When we continue with the later steps, the bowlers’ spine tilt naturally continues to increase, making the lateral spine tilt gradually larger than expected. The lateral spine tilt helps bowlers create swing slots and contribute to defining the ball launch angle. The bigger the spine tilt angle, the larger the launch angle.
So how about making the first drift step?
When making the first drift step, you open a space between the 2 legs and help minimize the exaggerated ilium and spine tilt. Because the adduction of the right leg is blended with the forward horizontal rotation of the hip joint, your ilium and spine tilt are therefore minimized.
Finally, you can take back control of your spine tilt and ball launch angle. Your accuracy will be considerably improvised for sure.
One more disadvantage of the non-drift first step is the upper body tends to be twisted after the second step. The twisted upper body will promote a throwing shoulder when releasing the ball. This is the biggest enemy of bowlers.
When your upper body is relaxed, your bowling shoulder can easily rotate below the non-bowling one. This is exactly what we want during the release.
So now you see the benefit of the drift step. Some bowlers make the first drift step just because they feel comfortable. But I’m quite confident that the reason behind it is what we have discussed above. So when you truly understand the mechanism, you will want to take advantage of it.
So now you see what the drift step is and its benefits. The last question is how to control the drift or how much should you drift?
Because you start the approach with the drift step, you need to clarify how many boards you drift from the 1st step and where you stop at the foul line.
In my experience, you should take some record of the approach by zooming in on your footwork.
The 1st drift step usually covers a fixed number of boards based on your comfort. You can’t make a large drift step indeed covering like 20 boards. It’s impossible and unreasonable for the approach, for sure.

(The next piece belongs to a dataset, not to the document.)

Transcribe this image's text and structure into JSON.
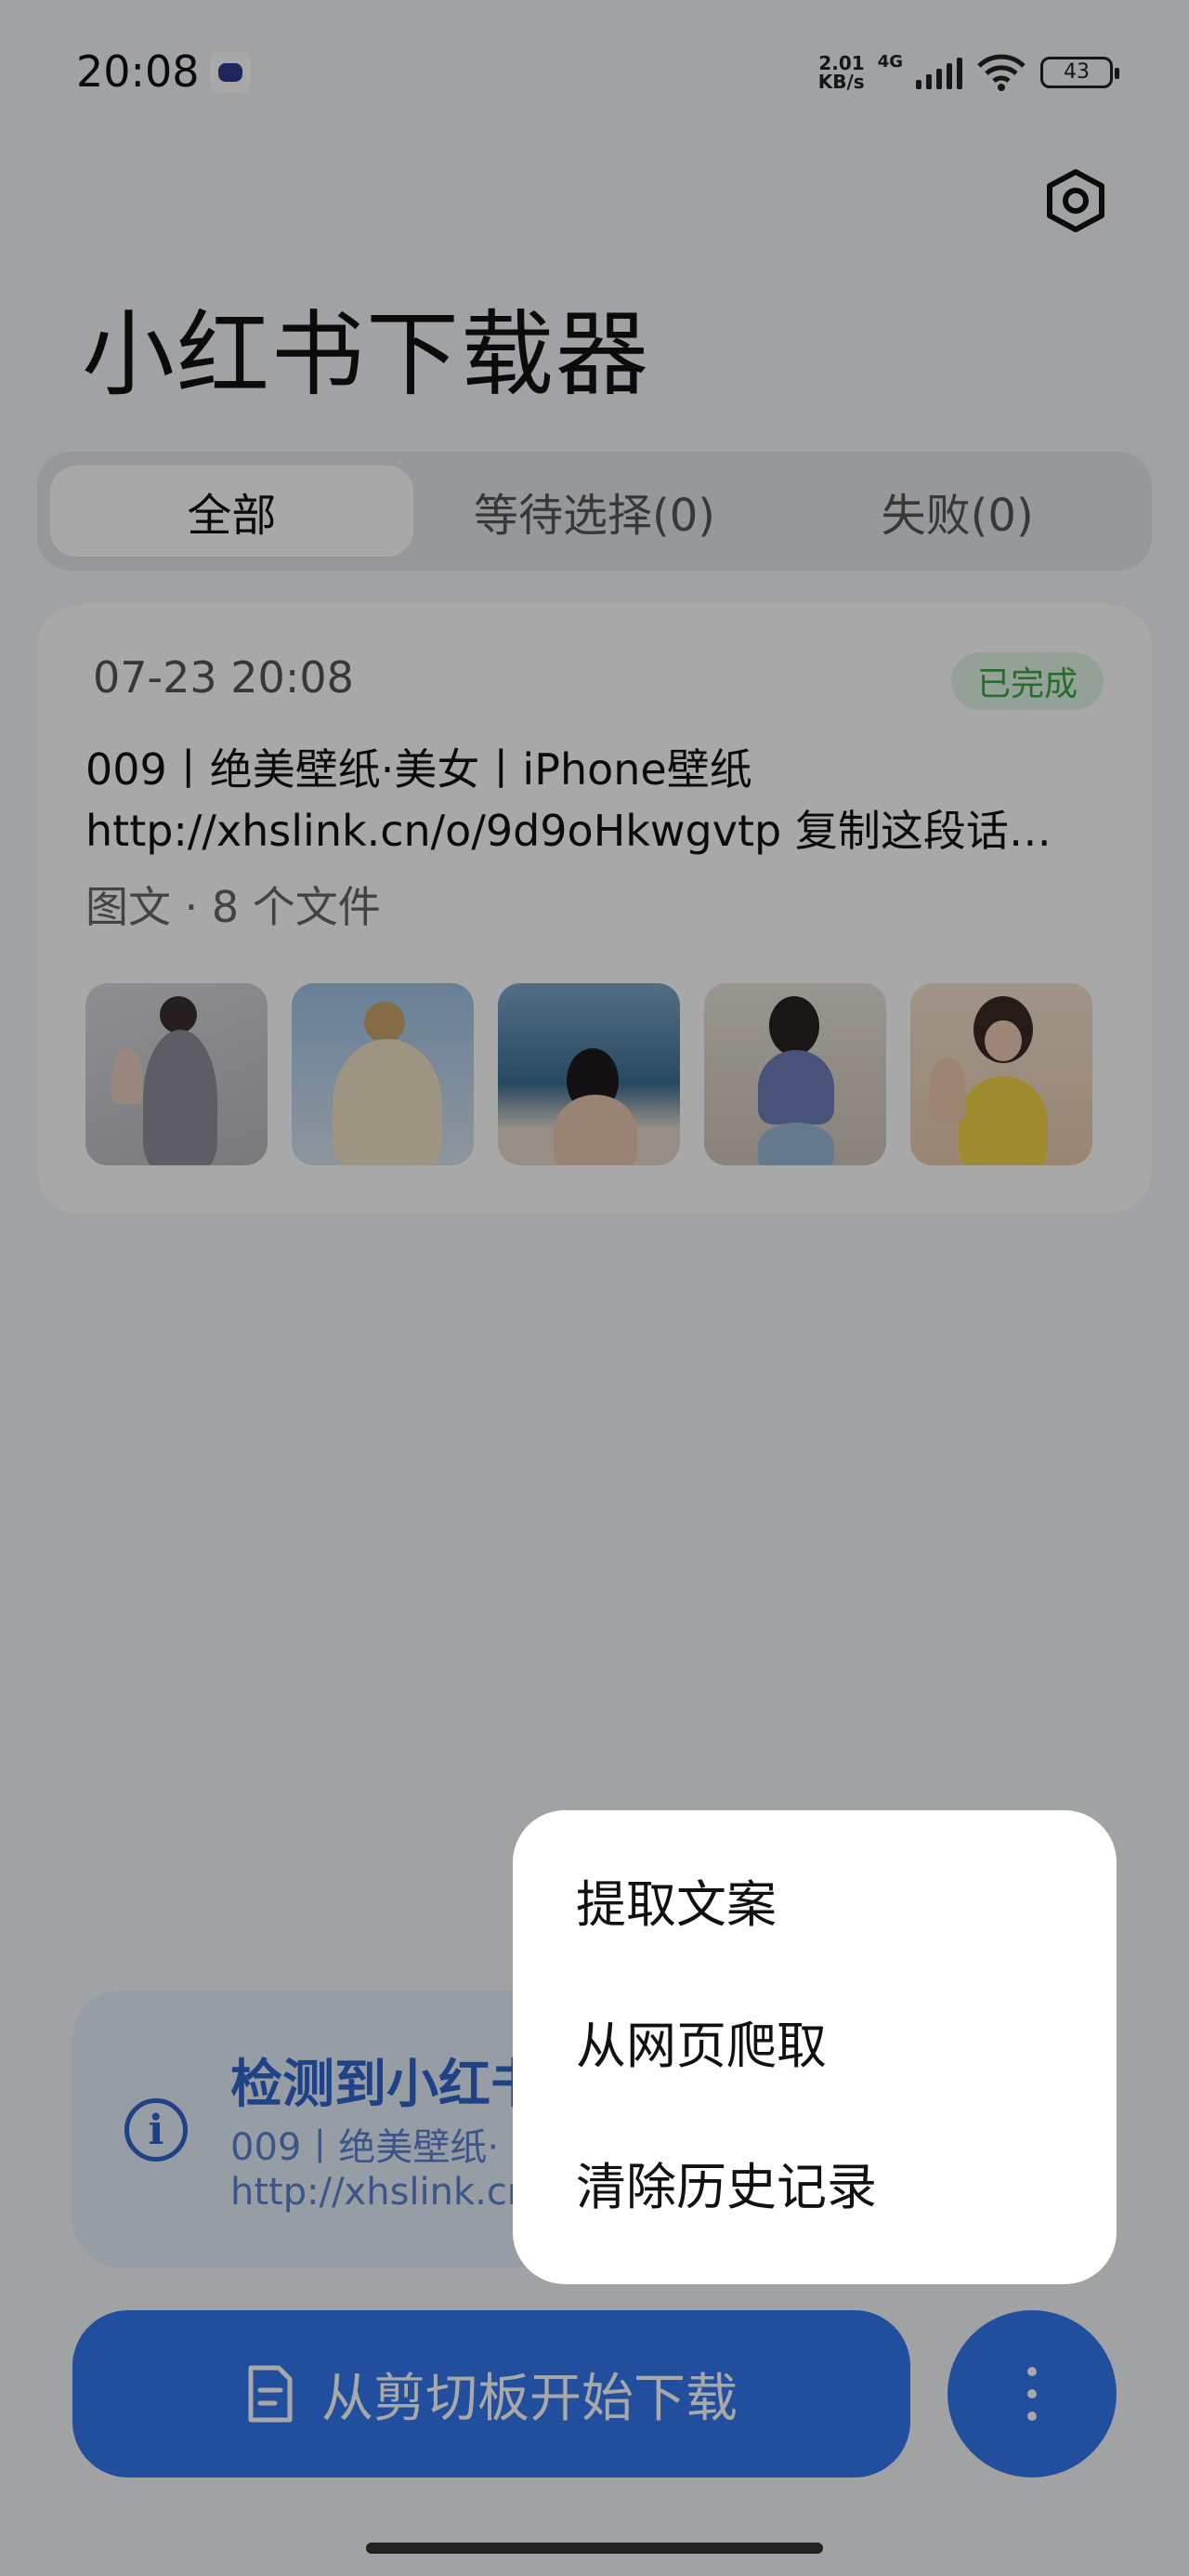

You can dynamically move your stand around the approach area and use a fixed drift step. That would be a better choice, to my opinion.
Once you know how many boards you often drift on the 1st step and which board you often stop at the foul line, relating to where you originally stand, you will know how to adjust your aiming system. For example, this is my adjusted aiming system:
I want to roll the ball passing the 20th board at the dot line with a specific launch angle. I will stand on board 16. Why? Because after some testing with the drift step, I recognize that my first drift step often crosses around 7 boards left, then I will slide back to around where my right heel touches the ground on the second step. From where I stop at the foul line, I can roll the ball perfectly passing the 20th board with my desired launch angle. So I’ve completed my adjusted aiming system.
But what If I want to adjust the launch angle? No problem, this is my trick.
From 1 specific standpoint, I can create 2 different levels of launch angle, which is quite enough for my usage.
The launch angle is dictated by where my right heel touches the ground on the second step.
If my right heel touches the same board as the left toe, that is when I want to have a large launch angle or the largest launch angle.
The launch angle will decrease if I right heel touches the same board as the left heel. I call this a medium angle.
That’s it. You can try my aiming system as a reference and create your own too.
There’s another small tip here. You should keep your first drift step and second step short to have a stable movement and easily execute the last steps.
That’s the end of the video. In conclusion, to drift or not to drift is just a matter of choice, as long as you feel happy bowling. It’s not a must or the best pattern that everyone should follow.
Now, it’s time you hit the lanes and test my tips. If it helps improve your game, don’t forget to subscribe and give me some comments; also, like or share this video with your friends if they want to improve.
See you in the next post on how to practice the belmo style. Until then, enjoy bowling!